In 2000 Michael Landy won an international competition run by Artangel and The Times to produce an ambitious proposal to be realised in the UK. His work Break Down was presented at a disused C&A department store on Oxford Street in central London.
Over a fourteen-day period, all of Landy’s personal belongings were systematically destroyed by a team of ten operatives using a constructed facility modelled on a material reclamation factory. Each of the 7,226 items were categorised according to type (Artworks, Clothing, Equipment, Furniture, Kitchen, Leisure, Motor Vehicle, Perishables, Reading Material and Studio Material) and placed on a roller conveyer to be pulped, granulated or smashed, ready for landfill. The process was performed against a playlist backdrop that included Joy Division’s Love Will Tear Us Apart and David Bowie’s Breaking Glass.
Items ranged from the mundane to the priceless: green moulded plastic frog on metal key ring… leaflet and layout plan for Alton Towers theme park… David Bowie records… money… cherry red Saab… till receipts… love letters… holy water… passport… his father’s sheepskin coat. Each item was destroyed according to its material make-up; some required specialist knowledge: a Buddhist Saab expert dismantled Landy’s car. As James Lingwood, Co-director of Artangel said, it wasn’t a matter of ‘savage destruction but a contemplative, methodical process’.1
This perceived stance against our consumerist society provoked a media storm ranging from Newsweek profiles to Viz cartoon strips. Priests and psychiatrists offered Landy counselling; members of the public asked him to swap his items for their own; his mother was so distressed she had to be escorted from the building by her son, and gallerists were outraged that he had destroyed the work of other artists, resulting – some say – in his exclusion from the 2002 Turner Prize shortlist.
In an event organised to celebrate the twentieth anniversary of Break Down, Landy talked about the ‘joy of destruction’ and how he considered the work to be a ‘celebration of life’, rather than the nihilistic act that some took it to be.2 He liked the idea that through this experiential, methodical and playful process of destruction, Break Down was able to invite people to consider their own experiences of, and responses to, the idea of ownership, material goods, and the ways in which a sense of self is constructed.
At its most basic, the work is a portrait of the artist, but it is also an attempt at self-obliteration (at some point in the proceedings, Landy said: I’m trying to get rid of myself, so it’s kind of the ultimate way without actually dispensing of me).3 The fact that Break Down launched Landy’s international career, playing a part no doubt in his inclusion in the 2021 Honours list, is an irony that cannot be lost on today’s audiences. Landy is very much present, and now part of the British art establishment.

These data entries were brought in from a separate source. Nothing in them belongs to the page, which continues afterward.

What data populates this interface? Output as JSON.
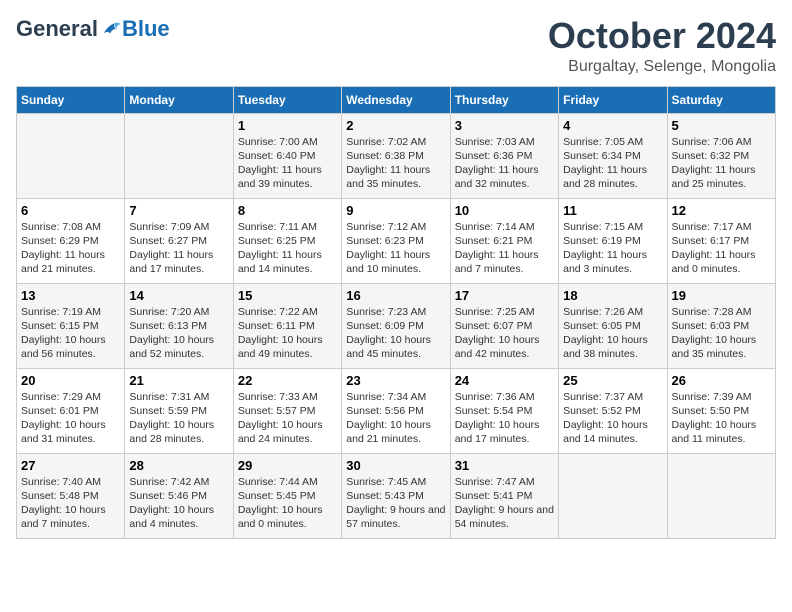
{
  "logo": {
    "general": "General",
    "blue": "Blue"
  },
  "title": "October 2024",
  "location": "Burgaltay, Selenge, Mongolia",
  "days_of_week": [
    "Sunday",
    "Monday",
    "Tuesday",
    "Wednesday",
    "Thursday",
    "Friday",
    "Saturday"
  ],
  "weeks": [
    [
      {
        "day": "",
        "info": ""
      },
      {
        "day": "",
        "info": ""
      },
      {
        "day": "1",
        "info": "Sunrise: 7:00 AM\nSunset: 6:40 PM\nDaylight: 11 hours and 39 minutes."
      },
      {
        "day": "2",
        "info": "Sunrise: 7:02 AM\nSunset: 6:38 PM\nDaylight: 11 hours and 35 minutes."
      },
      {
        "day": "3",
        "info": "Sunrise: 7:03 AM\nSunset: 6:36 PM\nDaylight: 11 hours and 32 minutes."
      },
      {
        "day": "4",
        "info": "Sunrise: 7:05 AM\nSunset: 6:34 PM\nDaylight: 11 hours and 28 minutes."
      },
      {
        "day": "5",
        "info": "Sunrise: 7:06 AM\nSunset: 6:32 PM\nDaylight: 11 hours and 25 minutes."
      }
    ],
    [
      {
        "day": "6",
        "info": "Sunrise: 7:08 AM\nSunset: 6:29 PM\nDaylight: 11 hours and 21 minutes."
      },
      {
        "day": "7",
        "info": "Sunrise: 7:09 AM\nSunset: 6:27 PM\nDaylight: 11 hours and 17 minutes."
      },
      {
        "day": "8",
        "info": "Sunrise: 7:11 AM\nSunset: 6:25 PM\nDaylight: 11 hours and 14 minutes."
      },
      {
        "day": "9",
        "info": "Sunrise: 7:12 AM\nSunset: 6:23 PM\nDaylight: 11 hours and 10 minutes."
      },
      {
        "day": "10",
        "info": "Sunrise: 7:14 AM\nSunset: 6:21 PM\nDaylight: 11 hours and 7 minutes."
      },
      {
        "day": "11",
        "info": "Sunrise: 7:15 AM\nSunset: 6:19 PM\nDaylight: 11 hours and 3 minutes."
      },
      {
        "day": "12",
        "info": "Sunrise: 7:17 AM\nSunset: 6:17 PM\nDaylight: 11 hours and 0 minutes."
      }
    ],
    [
      {
        "day": "13",
        "info": "Sunrise: 7:19 AM\nSunset: 6:15 PM\nDaylight: 10 hours and 56 minutes."
      },
      {
        "day": "14",
        "info": "Sunrise: 7:20 AM\nSunset: 6:13 PM\nDaylight: 10 hours and 52 minutes."
      },
      {
        "day": "15",
        "info": "Sunrise: 7:22 AM\nSunset: 6:11 PM\nDaylight: 10 hours and 49 minutes."
      },
      {
        "day": "16",
        "info": "Sunrise: 7:23 AM\nSunset: 6:09 PM\nDaylight: 10 hours and 45 minutes."
      },
      {
        "day": "17",
        "info": "Sunrise: 7:25 AM\nSunset: 6:07 PM\nDaylight: 10 hours and 42 minutes."
      },
      {
        "day": "18",
        "info": "Sunrise: 7:26 AM\nSunset: 6:05 PM\nDaylight: 10 hours and 38 minutes."
      },
      {
        "day": "19",
        "info": "Sunrise: 7:28 AM\nSunset: 6:03 PM\nDaylight: 10 hours and 35 minutes."
      }
    ],
    [
      {
        "day": "20",
        "info": "Sunrise: 7:29 AM\nSunset: 6:01 PM\nDaylight: 10 hours and 31 minutes."
      },
      {
        "day": "21",
        "info": "Sunrise: 7:31 AM\nSunset: 5:59 PM\nDaylight: 10 hours and 28 minutes."
      },
      {
        "day": "22",
        "info": "Sunrise: 7:33 AM\nSunset: 5:57 PM\nDaylight: 10 hours and 24 minutes."
      },
      {
        "day": "23",
        "info": "Sunrise: 7:34 AM\nSunset: 5:56 PM\nDaylight: 10 hours and 21 minutes."
      },
      {
        "day": "24",
        "info": "Sunrise: 7:36 AM\nSunset: 5:54 PM\nDaylight: 10 hours and 17 minutes."
      },
      {
        "day": "25",
        "info": "Sunrise: 7:37 AM\nSunset: 5:52 PM\nDaylight: 10 hours and 14 minutes."
      },
      {
        "day": "26",
        "info": "Sunrise: 7:39 AM\nSunset: 5:50 PM\nDaylight: 10 hours and 11 minutes."
      }
    ],
    [
      {
        "day": "27",
        "info": "Sunrise: 7:40 AM\nSunset: 5:48 PM\nDaylight: 10 hours and 7 minutes."
      },
      {
        "day": "28",
        "info": "Sunrise: 7:42 AM\nSunset: 5:46 PM\nDaylight: 10 hours and 4 minutes."
      },
      {
        "day": "29",
        "info": "Sunrise: 7:44 AM\nSunset: 5:45 PM\nDaylight: 10 hours and 0 minutes."
      },
      {
        "day": "30",
        "info": "Sunrise: 7:45 AM\nSunset: 5:43 PM\nDaylight: 9 hours and 57 minutes."
      },
      {
        "day": "31",
        "info": "Sunrise: 7:47 AM\nSunset: 5:41 PM\nDaylight: 9 hours and 54 minutes."
      },
      {
        "day": "",
        "info": ""
      },
      {
        "day": "",
        "info": ""
      }
    ]
  ]
}
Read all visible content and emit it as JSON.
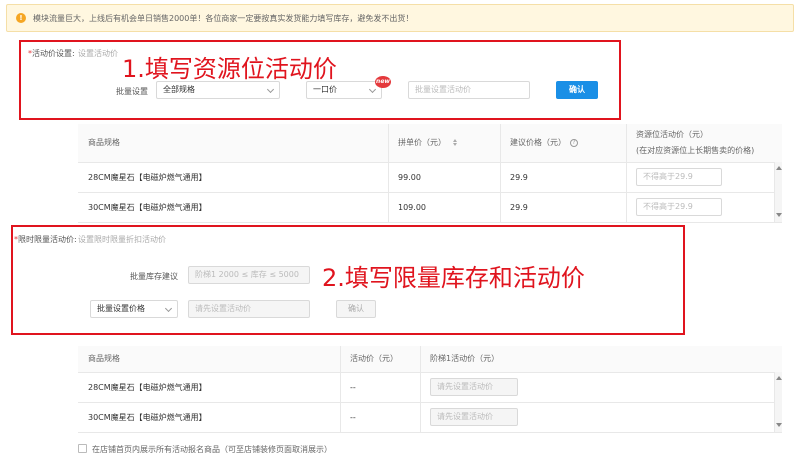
{
  "notice": {
    "icon": "info-icon",
    "text": "模块流量巨大，上线后有机会单日销售2000单！各位商家一定要按真实发货能力填写库存，避免发不出货！"
  },
  "section1": {
    "label_req": "*",
    "label": "活动价设置:",
    "hint": "设置活动价",
    "batch_label": "批量设置",
    "spec_select": "全部规格",
    "price_type_select": "一口价",
    "new_badge": "new",
    "price_input_placeholder": "批量设置活动价",
    "confirm_button": "确认"
  },
  "annotation1": "1.填写资源位活动价",
  "annotation2": "2.填写限量库存和活动价",
  "table1": {
    "headers": [
      "商品规格",
      "拼单价（元）",
      "建议价格（元）",
      "资源位活动价（元）",
      "(在对应资源位上长期售卖的价格)"
    ],
    "rows": [
      {
        "spec": "28CM魔星石【电磁炉燃气通用】",
        "group_price": "99.00",
        "suggested": "29.9",
        "placeholder": "不得高于29.9"
      },
      {
        "spec": "30CM魔星石【电磁炉燃气通用】",
        "group_price": "109.00",
        "suggested": "29.9",
        "placeholder": "不得高于29.9"
      }
    ]
  },
  "section2": {
    "label_req": "*",
    "label": "限时限量活动价:",
    "hint": "设置限时限量折扣活动价",
    "stock_label": "批量库存建议",
    "stock_placeholder": "阶梯1 2000 ≤ 库存 ≤ 5000",
    "batch_select": "批量设置价格",
    "price_placeholder": "请先设置活动价",
    "confirm_button": "确认"
  },
  "table2": {
    "headers": [
      "商品规格",
      "活动价（元）",
      "阶梯1活动价（元）"
    ],
    "rows": [
      {
        "spec": "28CM魔星石【电磁炉燃气通用】",
        "price": "--",
        "placeholder": "请先设置活动价"
      },
      {
        "spec": "30CM魔星石【电磁炉燃气通用】",
        "price": "--",
        "placeholder": "请先设置活动价"
      }
    ]
  },
  "footer": {
    "checkbox_label": "在店铺首页内展示所有活动报名商品（可至店铺装修页面取消展示）"
  },
  "colors": {
    "accent": "#1a8fe6",
    "annotation": "#e0141e",
    "notice_bg": "#fff7e0"
  }
}
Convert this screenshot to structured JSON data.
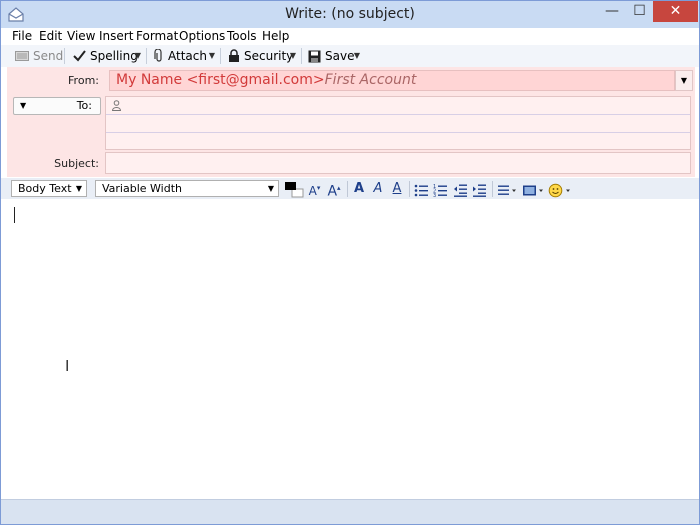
{
  "window": {
    "title": "Write: (no subject)"
  },
  "titlebar_buttons": {
    "minimize": "—",
    "maximize": "☐",
    "close": "✕"
  },
  "menu": [
    "File",
    "Edit",
    "View",
    "Insert",
    "Format",
    "Options",
    "Tools",
    "Help"
  ],
  "toolbar": {
    "send": "Send",
    "spelling": "Spelling",
    "attach": "Attach",
    "security": "Security",
    "save": "Save"
  },
  "header": {
    "from_label": "From:",
    "from_name": "My Name <first@gmail.com>",
    "from_account": "First Account",
    "to_label": "To:",
    "subject_label": "Subject:",
    "subject_value": ""
  },
  "formatbar": {
    "paragraph_style": "Body Text",
    "font": "Variable Width",
    "text_color": "#000000"
  }
}
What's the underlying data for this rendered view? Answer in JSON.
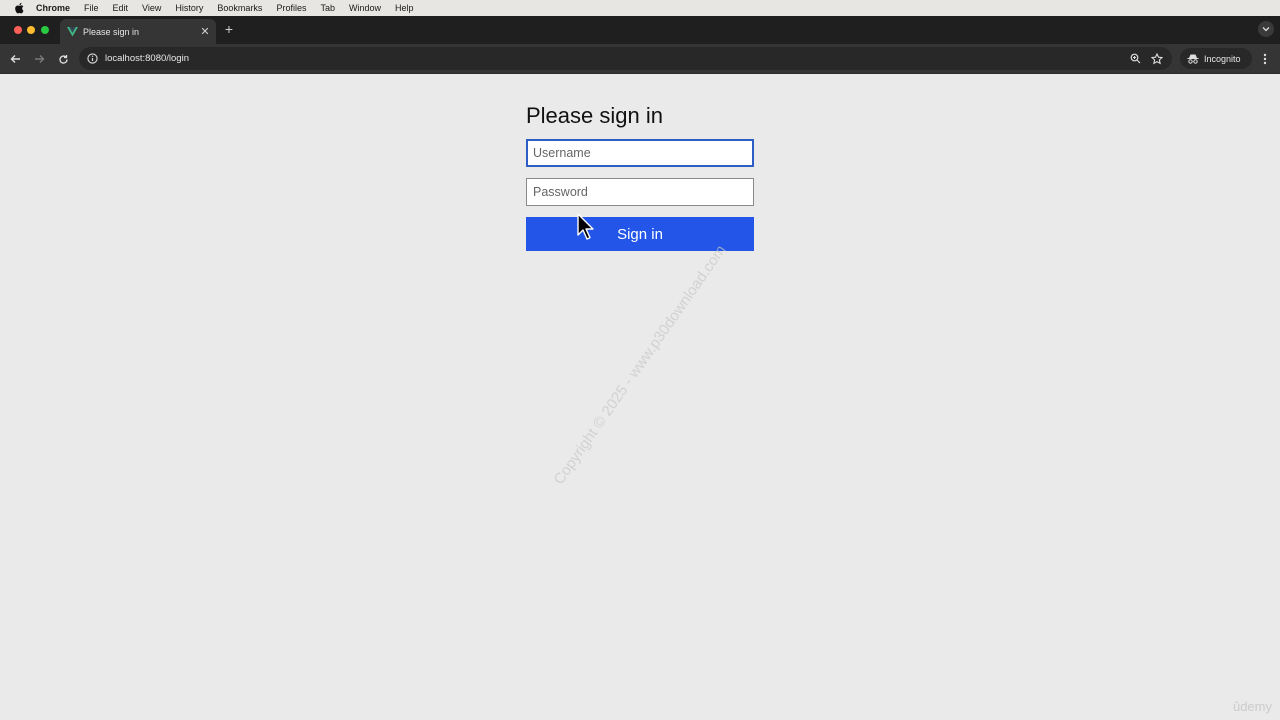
{
  "menubar": {
    "app": "Chrome",
    "items": [
      "File",
      "Edit",
      "View",
      "History",
      "Bookmarks",
      "Profiles",
      "Tab",
      "Window",
      "Help"
    ]
  },
  "tab": {
    "title": "Please sign in",
    "favicon": "vue-logo-icon"
  },
  "toolbar": {
    "url": "localhost:8080/login",
    "profile_label": "Incognito"
  },
  "login": {
    "heading": "Please sign in",
    "username_placeholder": "Username",
    "username_value": "",
    "password_placeholder": "Password",
    "password_value": "",
    "submit_label": "Sign in"
  },
  "watermark": "Copyright © 2025 - www.p30download.com",
  "brand_watermark": "ûdemy",
  "colors": {
    "button": "#2356e8",
    "focus_border": "#2c5ec4",
    "page_background": "#eaeaea"
  }
}
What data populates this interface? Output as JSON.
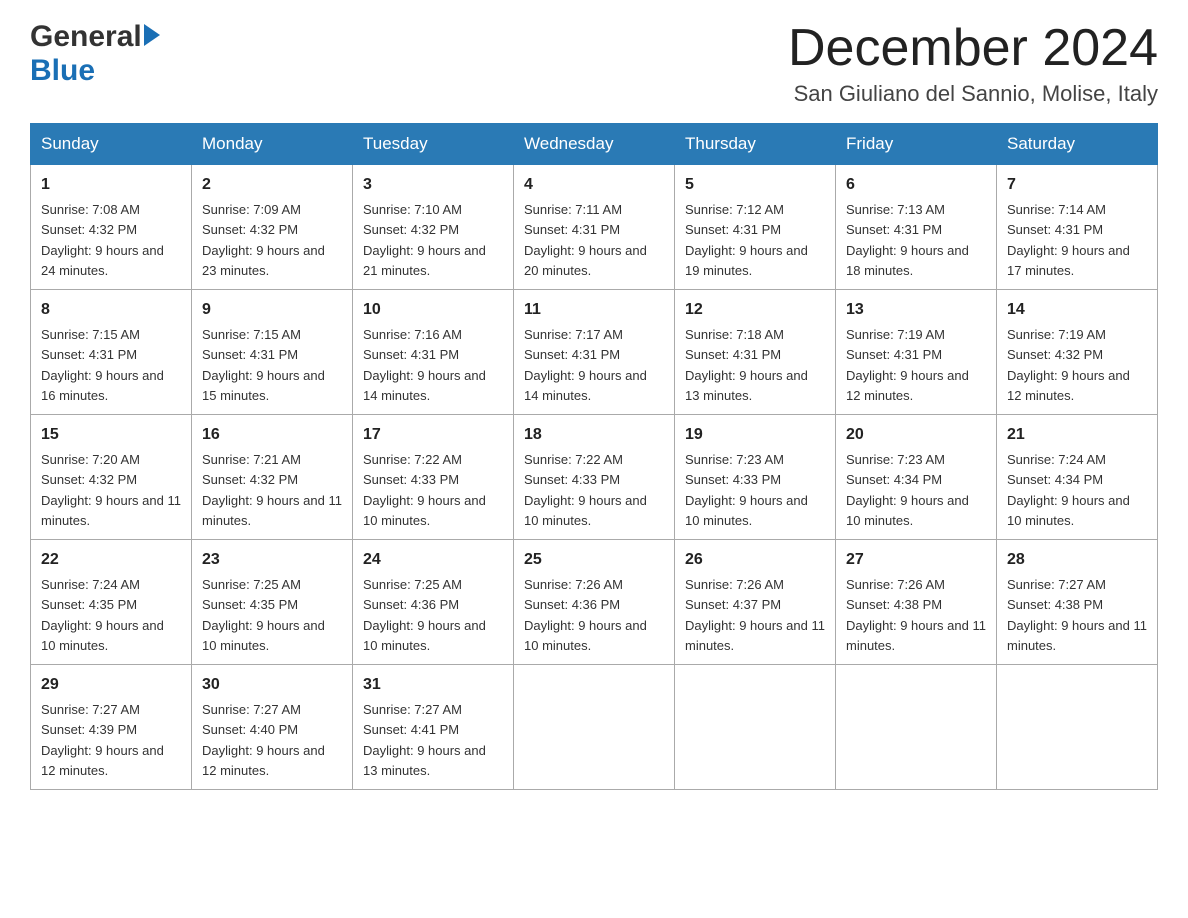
{
  "header": {
    "logo_general": "General",
    "logo_blue": "Blue",
    "title": "December 2024",
    "subtitle": "San Giuliano del Sannio, Molise, Italy"
  },
  "days_of_week": [
    "Sunday",
    "Monday",
    "Tuesday",
    "Wednesday",
    "Thursday",
    "Friday",
    "Saturday"
  ],
  "weeks": [
    [
      {
        "day": "1",
        "sunrise": "7:08 AM",
        "sunset": "4:32 PM",
        "daylight": "9 hours and 24 minutes."
      },
      {
        "day": "2",
        "sunrise": "7:09 AM",
        "sunset": "4:32 PM",
        "daylight": "9 hours and 23 minutes."
      },
      {
        "day": "3",
        "sunrise": "7:10 AM",
        "sunset": "4:32 PM",
        "daylight": "9 hours and 21 minutes."
      },
      {
        "day": "4",
        "sunrise": "7:11 AM",
        "sunset": "4:31 PM",
        "daylight": "9 hours and 20 minutes."
      },
      {
        "day": "5",
        "sunrise": "7:12 AM",
        "sunset": "4:31 PM",
        "daylight": "9 hours and 19 minutes."
      },
      {
        "day": "6",
        "sunrise": "7:13 AM",
        "sunset": "4:31 PM",
        "daylight": "9 hours and 18 minutes."
      },
      {
        "day": "7",
        "sunrise": "7:14 AM",
        "sunset": "4:31 PM",
        "daylight": "9 hours and 17 minutes."
      }
    ],
    [
      {
        "day": "8",
        "sunrise": "7:15 AM",
        "sunset": "4:31 PM",
        "daylight": "9 hours and 16 minutes."
      },
      {
        "day": "9",
        "sunrise": "7:15 AM",
        "sunset": "4:31 PM",
        "daylight": "9 hours and 15 minutes."
      },
      {
        "day": "10",
        "sunrise": "7:16 AM",
        "sunset": "4:31 PM",
        "daylight": "9 hours and 14 minutes."
      },
      {
        "day": "11",
        "sunrise": "7:17 AM",
        "sunset": "4:31 PM",
        "daylight": "9 hours and 14 minutes."
      },
      {
        "day": "12",
        "sunrise": "7:18 AM",
        "sunset": "4:31 PM",
        "daylight": "9 hours and 13 minutes."
      },
      {
        "day": "13",
        "sunrise": "7:19 AM",
        "sunset": "4:31 PM",
        "daylight": "9 hours and 12 minutes."
      },
      {
        "day": "14",
        "sunrise": "7:19 AM",
        "sunset": "4:32 PM",
        "daylight": "9 hours and 12 minutes."
      }
    ],
    [
      {
        "day": "15",
        "sunrise": "7:20 AM",
        "sunset": "4:32 PM",
        "daylight": "9 hours and 11 minutes."
      },
      {
        "day": "16",
        "sunrise": "7:21 AM",
        "sunset": "4:32 PM",
        "daylight": "9 hours and 11 minutes."
      },
      {
        "day": "17",
        "sunrise": "7:22 AM",
        "sunset": "4:33 PM",
        "daylight": "9 hours and 10 minutes."
      },
      {
        "day": "18",
        "sunrise": "7:22 AM",
        "sunset": "4:33 PM",
        "daylight": "9 hours and 10 minutes."
      },
      {
        "day": "19",
        "sunrise": "7:23 AM",
        "sunset": "4:33 PM",
        "daylight": "9 hours and 10 minutes."
      },
      {
        "day": "20",
        "sunrise": "7:23 AM",
        "sunset": "4:34 PM",
        "daylight": "9 hours and 10 minutes."
      },
      {
        "day": "21",
        "sunrise": "7:24 AM",
        "sunset": "4:34 PM",
        "daylight": "9 hours and 10 minutes."
      }
    ],
    [
      {
        "day": "22",
        "sunrise": "7:24 AM",
        "sunset": "4:35 PM",
        "daylight": "9 hours and 10 minutes."
      },
      {
        "day": "23",
        "sunrise": "7:25 AM",
        "sunset": "4:35 PM",
        "daylight": "9 hours and 10 minutes."
      },
      {
        "day": "24",
        "sunrise": "7:25 AM",
        "sunset": "4:36 PM",
        "daylight": "9 hours and 10 minutes."
      },
      {
        "day": "25",
        "sunrise": "7:26 AM",
        "sunset": "4:36 PM",
        "daylight": "9 hours and 10 minutes."
      },
      {
        "day": "26",
        "sunrise": "7:26 AM",
        "sunset": "4:37 PM",
        "daylight": "9 hours and 11 minutes."
      },
      {
        "day": "27",
        "sunrise": "7:26 AM",
        "sunset": "4:38 PM",
        "daylight": "9 hours and 11 minutes."
      },
      {
        "day": "28",
        "sunrise": "7:27 AM",
        "sunset": "4:38 PM",
        "daylight": "9 hours and 11 minutes."
      }
    ],
    [
      {
        "day": "29",
        "sunrise": "7:27 AM",
        "sunset": "4:39 PM",
        "daylight": "9 hours and 12 minutes."
      },
      {
        "day": "30",
        "sunrise": "7:27 AM",
        "sunset": "4:40 PM",
        "daylight": "9 hours and 12 minutes."
      },
      {
        "day": "31",
        "sunrise": "7:27 AM",
        "sunset": "4:41 PM",
        "daylight": "9 hours and 13 minutes."
      },
      null,
      null,
      null,
      null
    ]
  ],
  "labels": {
    "sunrise": "Sunrise:",
    "sunset": "Sunset:",
    "daylight": "Daylight:"
  }
}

The powerful enduring nature of Break Down is testament to the proposition that obliteration is no way of ensuring that a conversation is bought to an end. Instead, in this instance, like Rachel Whiteread’s House (1993), and Jean Tinguely’s Homage to New York (1960), the work has gained more traction, establishing a narrative that has retained its power to provoke, confuse and enchant long after the party has ended.